Work through the records that follow and return each line containing the word "name".
== Input data
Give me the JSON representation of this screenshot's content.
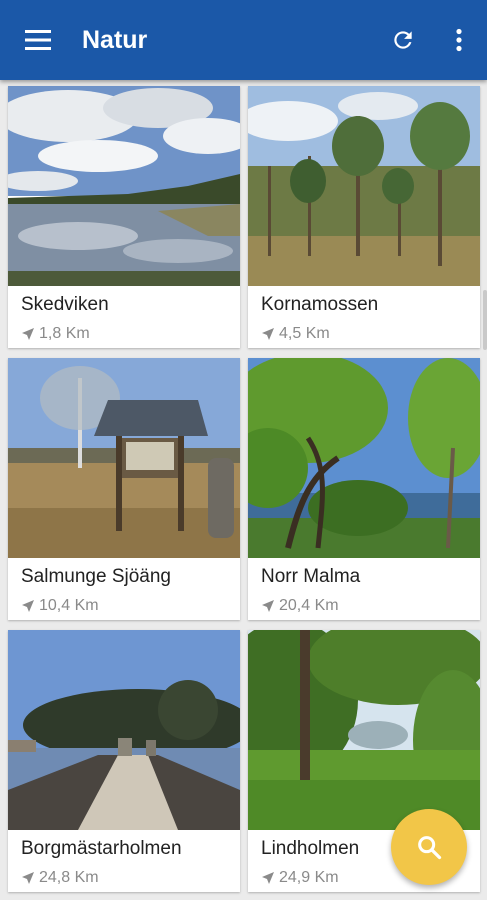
{
  "app_bar": {
    "title": "Natur",
    "menu_icon": "hamburger-menu-icon",
    "refresh_icon": "refresh-icon",
    "overflow_icon": "more-vertical-icon",
    "color": "#1b58a8"
  },
  "places": [
    {
      "name": "Skedviken",
      "distance": "1,8 Km"
    },
    {
      "name": "Kornamossen",
      "distance": "4,5 Km"
    },
    {
      "name": "Salmunge Sjöäng",
      "distance": "10,4 Km"
    },
    {
      "name": "Norr Malma",
      "distance": "20,4 Km"
    },
    {
      "name": "Borgmästarholmen",
      "distance": "24,8 Km"
    },
    {
      "name": "Lindholmen",
      "distance": "24,9 Km"
    }
  ],
  "fab": {
    "icon": "search-icon",
    "color": "#f2c648"
  },
  "location_icon": "navigation-arrow-icon"
}
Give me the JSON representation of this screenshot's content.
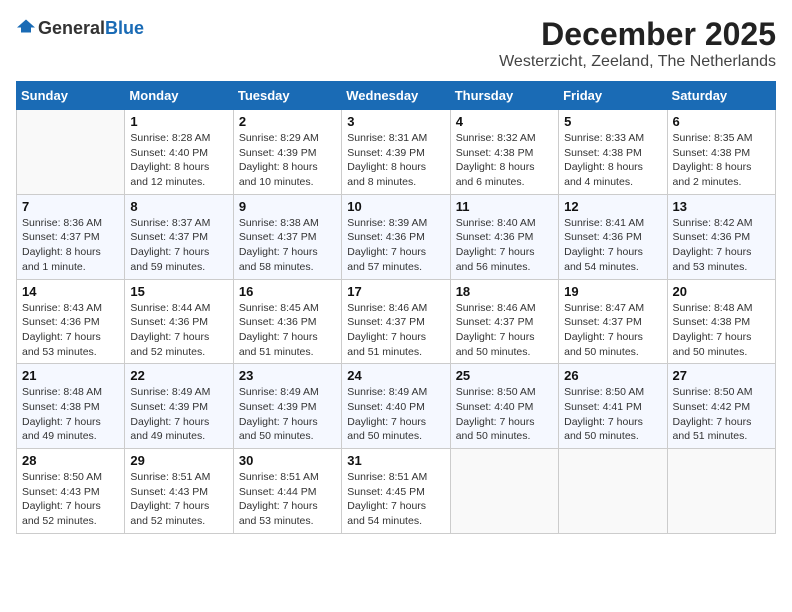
{
  "header": {
    "logo_general": "General",
    "logo_blue": "Blue",
    "month": "December 2025",
    "location": "Westerzicht, Zeeland, The Netherlands"
  },
  "days_of_week": [
    "Sunday",
    "Monday",
    "Tuesday",
    "Wednesday",
    "Thursday",
    "Friday",
    "Saturday"
  ],
  "weeks": [
    [
      {
        "day": "",
        "sunrise": "",
        "sunset": "",
        "daylight": ""
      },
      {
        "day": "1",
        "sunrise": "Sunrise: 8:28 AM",
        "sunset": "Sunset: 4:40 PM",
        "daylight": "Daylight: 8 hours and 12 minutes."
      },
      {
        "day": "2",
        "sunrise": "Sunrise: 8:29 AM",
        "sunset": "Sunset: 4:39 PM",
        "daylight": "Daylight: 8 hours and 10 minutes."
      },
      {
        "day": "3",
        "sunrise": "Sunrise: 8:31 AM",
        "sunset": "Sunset: 4:39 PM",
        "daylight": "Daylight: 8 hours and 8 minutes."
      },
      {
        "day": "4",
        "sunrise": "Sunrise: 8:32 AM",
        "sunset": "Sunset: 4:38 PM",
        "daylight": "Daylight: 8 hours and 6 minutes."
      },
      {
        "day": "5",
        "sunrise": "Sunrise: 8:33 AM",
        "sunset": "Sunset: 4:38 PM",
        "daylight": "Daylight: 8 hours and 4 minutes."
      },
      {
        "day": "6",
        "sunrise": "Sunrise: 8:35 AM",
        "sunset": "Sunset: 4:38 PM",
        "daylight": "Daylight: 8 hours and 2 minutes."
      }
    ],
    [
      {
        "day": "7",
        "sunrise": "Sunrise: 8:36 AM",
        "sunset": "Sunset: 4:37 PM",
        "daylight": "Daylight: 8 hours and 1 minute."
      },
      {
        "day": "8",
        "sunrise": "Sunrise: 8:37 AM",
        "sunset": "Sunset: 4:37 PM",
        "daylight": "Daylight: 7 hours and 59 minutes."
      },
      {
        "day": "9",
        "sunrise": "Sunrise: 8:38 AM",
        "sunset": "Sunset: 4:37 PM",
        "daylight": "Daylight: 7 hours and 58 minutes."
      },
      {
        "day": "10",
        "sunrise": "Sunrise: 8:39 AM",
        "sunset": "Sunset: 4:36 PM",
        "daylight": "Daylight: 7 hours and 57 minutes."
      },
      {
        "day": "11",
        "sunrise": "Sunrise: 8:40 AM",
        "sunset": "Sunset: 4:36 PM",
        "daylight": "Daylight: 7 hours and 56 minutes."
      },
      {
        "day": "12",
        "sunrise": "Sunrise: 8:41 AM",
        "sunset": "Sunset: 4:36 PM",
        "daylight": "Daylight: 7 hours and 54 minutes."
      },
      {
        "day": "13",
        "sunrise": "Sunrise: 8:42 AM",
        "sunset": "Sunset: 4:36 PM",
        "daylight": "Daylight: 7 hours and 53 minutes."
      }
    ],
    [
      {
        "day": "14",
        "sunrise": "Sunrise: 8:43 AM",
        "sunset": "Sunset: 4:36 PM",
        "daylight": "Daylight: 7 hours and 53 minutes."
      },
      {
        "day": "15",
        "sunrise": "Sunrise: 8:44 AM",
        "sunset": "Sunset: 4:36 PM",
        "daylight": "Daylight: 7 hours and 52 minutes."
      },
      {
        "day": "16",
        "sunrise": "Sunrise: 8:45 AM",
        "sunset": "Sunset: 4:36 PM",
        "daylight": "Daylight: 7 hours and 51 minutes."
      },
      {
        "day": "17",
        "sunrise": "Sunrise: 8:46 AM",
        "sunset": "Sunset: 4:37 PM",
        "daylight": "Daylight: 7 hours and 51 minutes."
      },
      {
        "day": "18",
        "sunrise": "Sunrise: 8:46 AM",
        "sunset": "Sunset: 4:37 PM",
        "daylight": "Daylight: 7 hours and 50 minutes."
      },
      {
        "day": "19",
        "sunrise": "Sunrise: 8:47 AM",
        "sunset": "Sunset: 4:37 PM",
        "daylight": "Daylight: 7 hours and 50 minutes."
      },
      {
        "day": "20",
        "sunrise": "Sunrise: 8:48 AM",
        "sunset": "Sunset: 4:38 PM",
        "daylight": "Daylight: 7 hours and 50 minutes."
      }
    ],
    [
      {
        "day": "21",
        "sunrise": "Sunrise: 8:48 AM",
        "sunset": "Sunset: 4:38 PM",
        "daylight": "Daylight: 7 hours and 49 minutes."
      },
      {
        "day": "22",
        "sunrise": "Sunrise: 8:49 AM",
        "sunset": "Sunset: 4:39 PM",
        "daylight": "Daylight: 7 hours and 49 minutes."
      },
      {
        "day": "23",
        "sunrise": "Sunrise: 8:49 AM",
        "sunset": "Sunset: 4:39 PM",
        "daylight": "Daylight: 7 hours and 50 minutes."
      },
      {
        "day": "24",
        "sunrise": "Sunrise: 8:49 AM",
        "sunset": "Sunset: 4:40 PM",
        "daylight": "Daylight: 7 hours and 50 minutes."
      },
      {
        "day": "25",
        "sunrise": "Sunrise: 8:50 AM",
        "sunset": "Sunset: 4:40 PM",
        "daylight": "Daylight: 7 hours and 50 minutes."
      },
      {
        "day": "26",
        "sunrise": "Sunrise: 8:50 AM",
        "sunset": "Sunset: 4:41 PM",
        "daylight": "Daylight: 7 hours and 50 minutes."
      },
      {
        "day": "27",
        "sunrise": "Sunrise: 8:50 AM",
        "sunset": "Sunset: 4:42 PM",
        "daylight": "Daylight: 7 hours and 51 minutes."
      }
    ],
    [
      {
        "day": "28",
        "sunrise": "Sunrise: 8:50 AM",
        "sunset": "Sunset: 4:43 PM",
        "daylight": "Daylight: 7 hours and 52 minutes."
      },
      {
        "day": "29",
        "sunrise": "Sunrise: 8:51 AM",
        "sunset": "Sunset: 4:43 PM",
        "daylight": "Daylight: 7 hours and 52 minutes."
      },
      {
        "day": "30",
        "sunrise": "Sunrise: 8:51 AM",
        "sunset": "Sunset: 4:44 PM",
        "daylight": "Daylight: 7 hours and 53 minutes."
      },
      {
        "day": "31",
        "sunrise": "Sunrise: 8:51 AM",
        "sunset": "Sunset: 4:45 PM",
        "daylight": "Daylight: 7 hours and 54 minutes."
      },
      {
        "day": "",
        "sunrise": "",
        "sunset": "",
        "daylight": ""
      },
      {
        "day": "",
        "sunrise": "",
        "sunset": "",
        "daylight": ""
      },
      {
        "day": "",
        "sunrise": "",
        "sunset": "",
        "daylight": ""
      }
    ]
  ]
}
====
**Exercise output**
      "name": "Skedviken",
      "name": "Kornamossen",
      "name": "Salmunge Sjöäng",
      "name": "Norr Malma",
      "name": "Borgmästarholmen",
      "name": "Lindholmen",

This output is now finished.